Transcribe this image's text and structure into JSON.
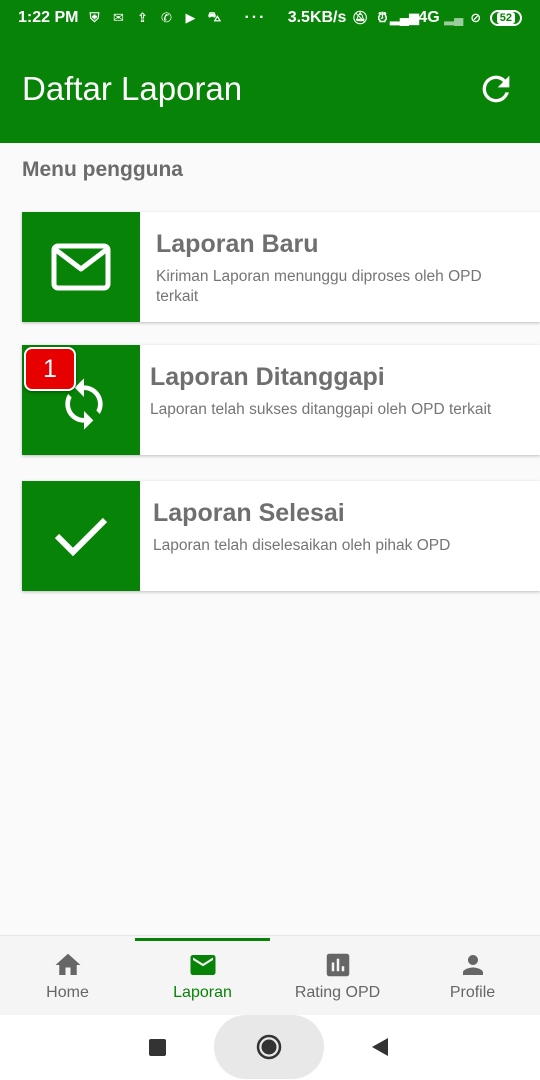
{
  "statusbar": {
    "time": "1:22 PM",
    "notification_icons": [
      "shield-icon",
      "mail-icon",
      "upload-icon",
      "whatsapp-icon",
      "youtube-icon",
      "shopping-icon"
    ],
    "more": "···",
    "network_speed": "3.5KB/s",
    "network_type": "4G",
    "battery": "52"
  },
  "appbar": {
    "title": "Daftar Laporan"
  },
  "section_title": "Menu pengguna",
  "cards": [
    {
      "title": "Laporan Baru",
      "description": "Kiriman Laporan menunggu diproses oleh OPD terkait",
      "icon": "mail-icon"
    },
    {
      "title": "Laporan Ditanggapi",
      "description": "Laporan telah sukses ditanggapi oleh OPD terkait",
      "icon": "sync-icon",
      "badge": "1"
    },
    {
      "title": "Laporan Selesai",
      "description": "Laporan telah diselesaikan oleh pihak OPD",
      "icon": "check-icon"
    }
  ],
  "bottom_nav": {
    "items": [
      {
        "label": "Home",
        "icon": "home-icon",
        "active": false
      },
      {
        "label": "Laporan",
        "icon": "mail-icon",
        "active": true
      },
      {
        "label": "Rating OPD",
        "icon": "chart-icon",
        "active": false
      },
      {
        "label": "Profile",
        "icon": "person-icon",
        "active": false
      }
    ]
  },
  "colors": {
    "primary": "#078307",
    "badge": "#e60000",
    "text_muted": "#6f6f6f"
  }
}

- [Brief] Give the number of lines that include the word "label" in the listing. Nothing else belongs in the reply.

- [Problem solution] 4